(Extracted data entries)
=== Begin Enclosure ===

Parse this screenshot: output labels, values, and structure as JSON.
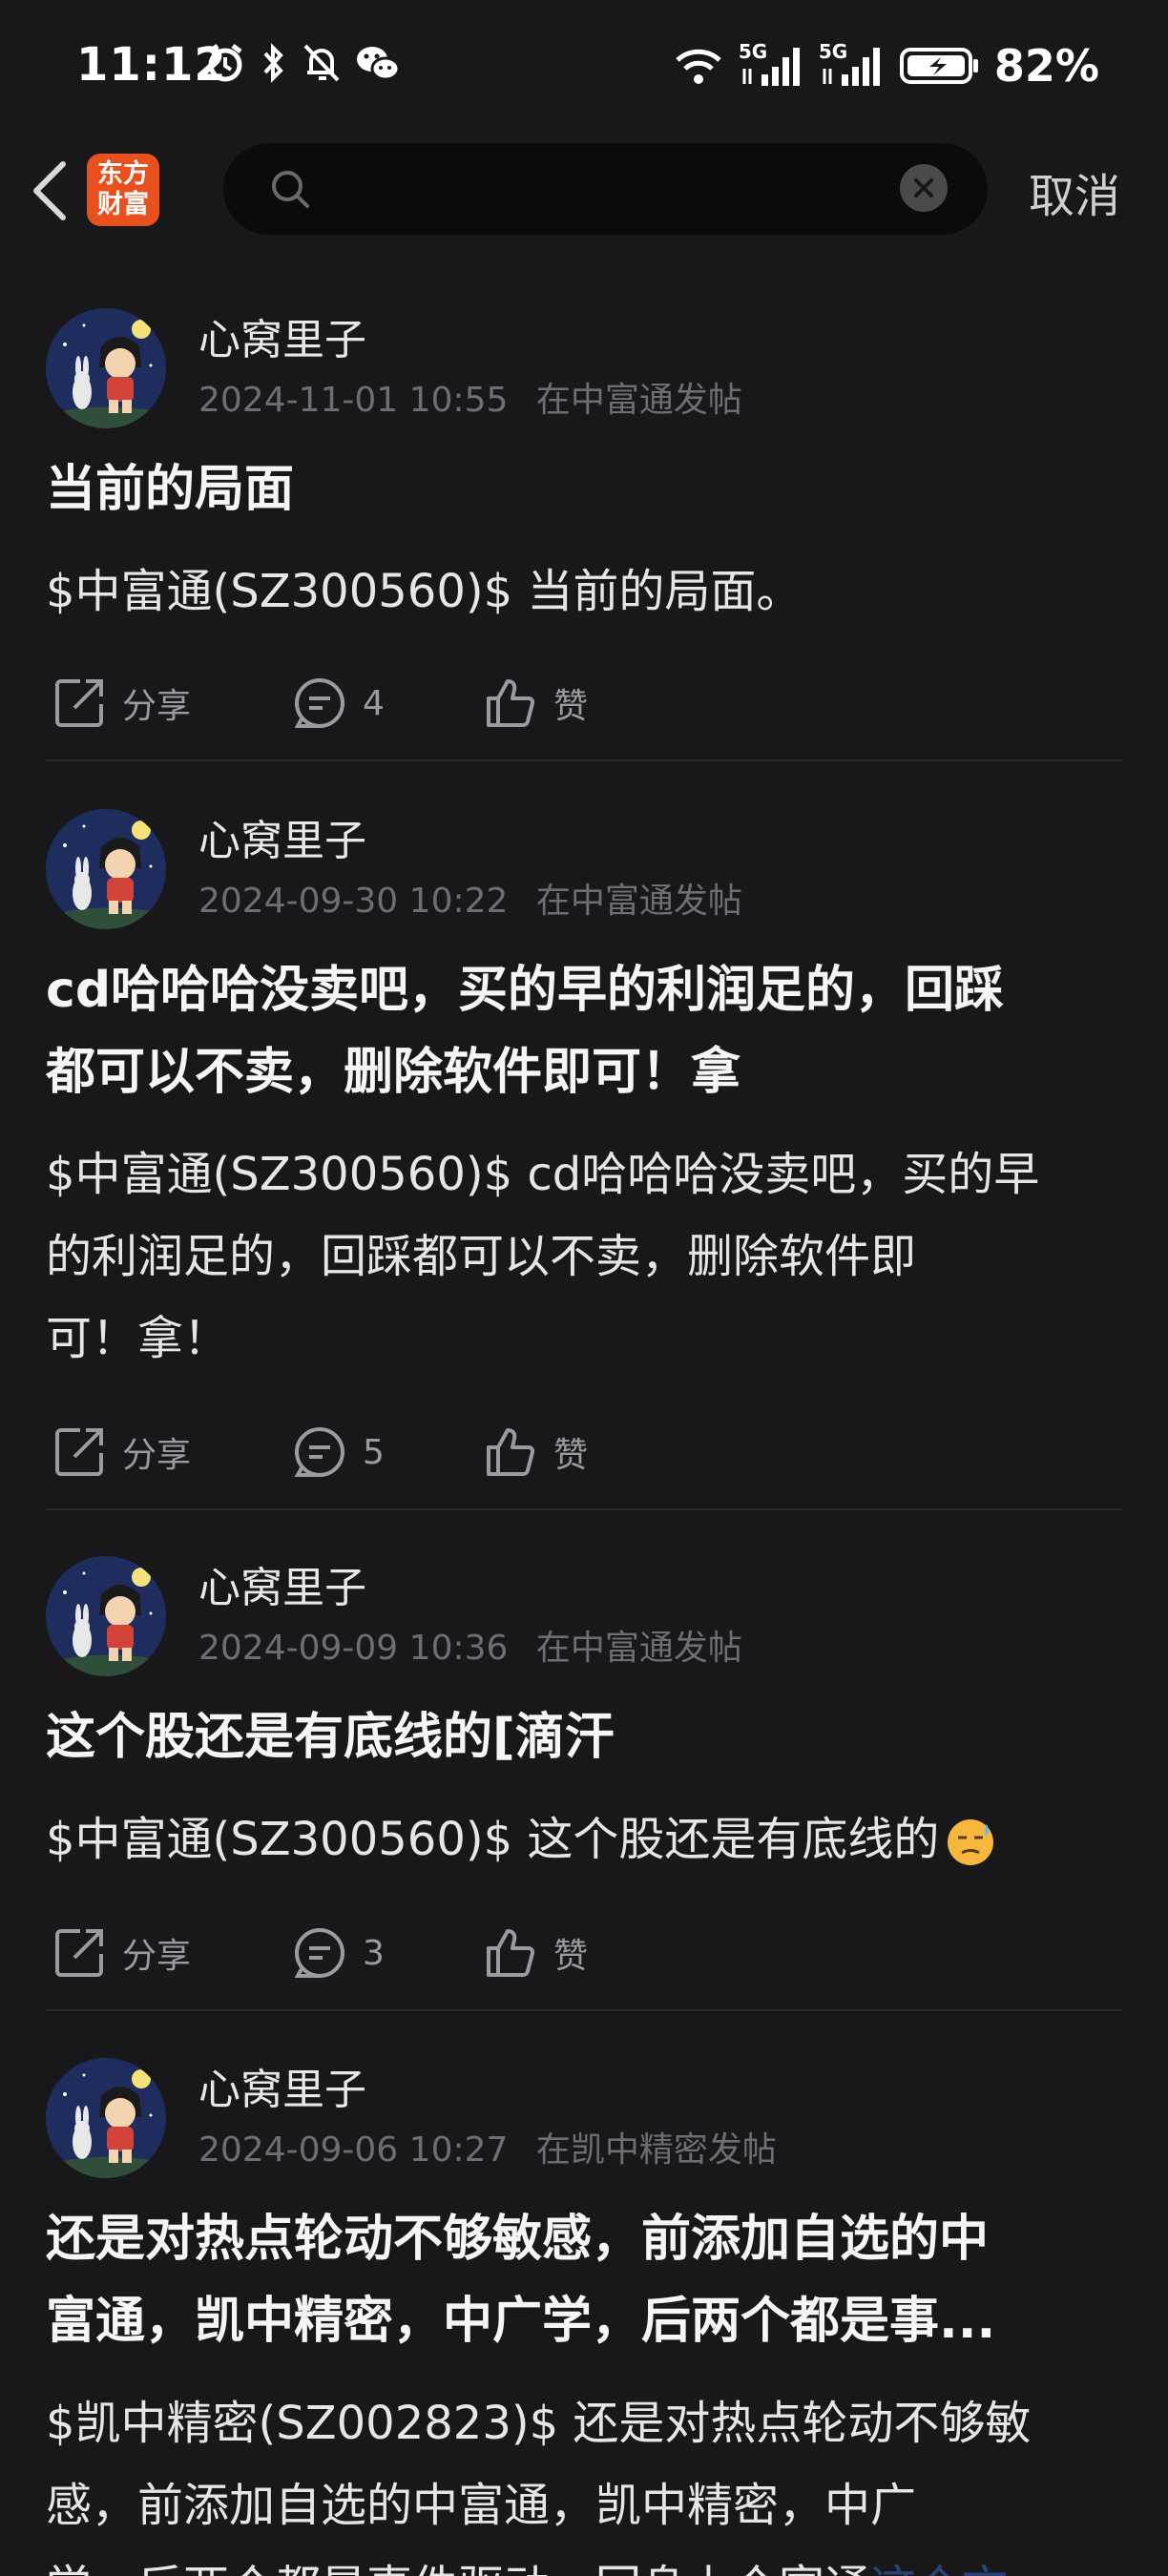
{
  "status_bar": {
    "time": "11:12",
    "battery": "82%",
    "network_1": "5G",
    "network_2": "5G"
  },
  "topbar": {
    "logo_line1": "东方",
    "logo_line2": "财富",
    "search_placeholder": "",
    "cancel_label": "取消"
  },
  "colors": {
    "background": "#18181a",
    "logo": "#e8501e",
    "meta": "#6e6e72",
    "link": "#3b6fd6"
  },
  "posts": [
    {
      "author": "心窝里子",
      "date": "2024-11-01 10:55",
      "source": "在中富通发帖",
      "title": "当前的局面",
      "body": "$中富通(SZ300560)$ 当前的局面。",
      "share": "分享",
      "comments": "4",
      "like": "赞"
    },
    {
      "author": "心窝里子",
      "date": "2024-09-30 10:22",
      "source": "在中富通发帖",
      "title_line1": "cd哈哈哈没卖吧，买的早的利润足的，回踩",
      "title_line2": "都可以不卖，删除软件即可！拿",
      "body_line1": "$中富通(SZ300560)$ cd哈哈哈没卖吧，买的早",
      "body_line2": "的利润足的，回踩都可以不卖，删除软件即",
      "body_line3": "可！拿！",
      "share": "分享",
      "comments": "5",
      "like": "赞"
    },
    {
      "author": "心窝里子",
      "date": "2024-09-09 10:36",
      "source": "在中富通发帖",
      "title": "这个股还是有底线的[滴汗",
      "body": "$中富通(SZ300560)$ 这个股还是有底线的",
      "share": "分享",
      "comments": "3",
      "like": "赞"
    },
    {
      "author": "心窝里子",
      "date": "2024-09-06 10:27",
      "source": "在凯中精密发帖",
      "title_line1": "还是对热点轮动不够敏感，前添加自选的中",
      "title_line2": "富通，凯中精密，中广学，后两个都是事...",
      "body_line1": "$凯中精密(SZ002823)$ 还是对热点轮动不够敏",
      "body_line2": "感，前添加自选的中富通，凯中精密，中广",
      "body_line3": "学，后两个都是事件驱动，回身上个富通",
      "body_link": "这个文"
    }
  ]
}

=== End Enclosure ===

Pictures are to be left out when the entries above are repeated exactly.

Parse this screenshot: output labels, values, and structure as JSON.
{
  "status_bar": {
    "time": "11:12",
    "battery": "82%",
    "network_1": "5G",
    "network_2": "5G"
  },
  "topbar": {
    "logo_line1": "东方",
    "logo_line2": "财富",
    "search_placeholder": "",
    "cancel_label": "取消"
  },
  "colors": {
    "background": "#18181a",
    "logo": "#e8501e",
    "meta": "#6e6e72",
    "link": "#3b6fd6"
  },
  "posts": [
    {
      "author": "心窝里子",
      "date": "2024-11-01 10:55",
      "source": "在中富通发帖",
      "title": "当前的局面",
      "body": "$中富通(SZ300560)$ 当前的局面。",
      "share": "分享",
      "comments": "4",
      "like": "赞"
    },
    {
      "author": "心窝里子",
      "date": "2024-09-30 10:22",
      "source": "在中富通发帖",
      "title_line1": "cd哈哈哈没卖吧，买的早的利润足的，回踩",
      "title_line2": "都可以不卖，删除软件即可！拿",
      "body_line1": "$中富通(SZ300560)$ cd哈哈哈没卖吧，买的早",
      "body_line2": "的利润足的，回踩都可以不卖，删除软件即",
      "body_line3": "可！拿！",
      "share": "分享",
      "comments": "5",
      "like": "赞"
    },
    {
      "author": "心窝里子",
      "date": "2024-09-09 10:36",
      "source": "在中富通发帖",
      "title": "这个股还是有底线的[滴汗",
      "body": "$中富通(SZ300560)$ 这个股还是有底线的",
      "share": "分享",
      "comments": "3",
      "like": "赞"
    },
    {
      "author": "心窝里子",
      "date": "2024-09-06 10:27",
      "source": "在凯中精密发帖",
      "title_line1": "还是对热点轮动不够敏感，前添加自选的中",
      "title_line2": "富通，凯中精密，中广学，后两个都是事...",
      "body_line1": "$凯中精密(SZ002823)$ 还是对热点轮动不够敏",
      "body_line2": "感，前添加自选的中富通，凯中精密，中广",
      "body_line3": "学，后两个都是事件驱动，回身上个富通",
      "body_link": "这个文"
    }
  ]
}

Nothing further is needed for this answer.